-- Entries supplied follows --
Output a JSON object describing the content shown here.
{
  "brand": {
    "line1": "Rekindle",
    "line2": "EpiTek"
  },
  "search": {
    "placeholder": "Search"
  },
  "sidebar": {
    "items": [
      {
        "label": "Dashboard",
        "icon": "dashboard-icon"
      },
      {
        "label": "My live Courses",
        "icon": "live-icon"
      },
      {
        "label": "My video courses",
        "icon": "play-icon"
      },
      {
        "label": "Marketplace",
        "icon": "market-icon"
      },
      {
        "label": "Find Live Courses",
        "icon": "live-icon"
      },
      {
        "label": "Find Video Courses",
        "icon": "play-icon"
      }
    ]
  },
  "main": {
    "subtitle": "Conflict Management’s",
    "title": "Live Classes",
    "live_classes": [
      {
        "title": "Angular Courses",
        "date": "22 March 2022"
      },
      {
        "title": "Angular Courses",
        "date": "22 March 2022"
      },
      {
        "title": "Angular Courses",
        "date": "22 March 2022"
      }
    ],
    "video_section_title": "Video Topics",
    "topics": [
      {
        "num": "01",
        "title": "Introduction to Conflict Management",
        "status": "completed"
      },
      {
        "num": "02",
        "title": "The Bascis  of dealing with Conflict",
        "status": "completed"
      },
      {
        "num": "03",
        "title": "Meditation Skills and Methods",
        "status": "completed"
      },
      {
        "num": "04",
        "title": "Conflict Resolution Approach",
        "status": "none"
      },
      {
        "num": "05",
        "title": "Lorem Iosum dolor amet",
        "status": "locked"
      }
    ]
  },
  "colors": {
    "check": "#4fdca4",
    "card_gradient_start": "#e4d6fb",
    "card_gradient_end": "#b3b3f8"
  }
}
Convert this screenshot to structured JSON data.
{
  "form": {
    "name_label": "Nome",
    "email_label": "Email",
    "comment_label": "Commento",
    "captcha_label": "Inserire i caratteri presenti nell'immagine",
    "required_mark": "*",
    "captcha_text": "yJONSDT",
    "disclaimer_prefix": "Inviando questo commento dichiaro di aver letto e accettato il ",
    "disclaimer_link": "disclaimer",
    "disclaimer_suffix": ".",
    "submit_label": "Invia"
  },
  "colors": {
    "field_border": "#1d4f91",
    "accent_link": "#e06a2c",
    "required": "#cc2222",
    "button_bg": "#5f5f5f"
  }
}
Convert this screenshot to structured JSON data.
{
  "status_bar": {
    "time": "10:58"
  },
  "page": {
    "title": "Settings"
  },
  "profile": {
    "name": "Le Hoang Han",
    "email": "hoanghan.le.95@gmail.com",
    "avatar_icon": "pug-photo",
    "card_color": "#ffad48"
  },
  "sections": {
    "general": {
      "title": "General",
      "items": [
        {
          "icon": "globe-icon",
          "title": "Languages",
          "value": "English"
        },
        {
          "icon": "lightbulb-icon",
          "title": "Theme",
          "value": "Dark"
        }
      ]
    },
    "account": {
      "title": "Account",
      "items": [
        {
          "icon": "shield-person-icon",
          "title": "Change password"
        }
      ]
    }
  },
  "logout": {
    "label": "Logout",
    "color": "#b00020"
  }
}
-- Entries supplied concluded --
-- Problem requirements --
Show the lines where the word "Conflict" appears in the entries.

-- Task solution --
    "subtitle": "Conflict Management’s",
        "title": "Introduction to Conflict Management",
        "title": "The Bascis  of dealing with Conflict",
        "title": "Conflict Resolution Approach",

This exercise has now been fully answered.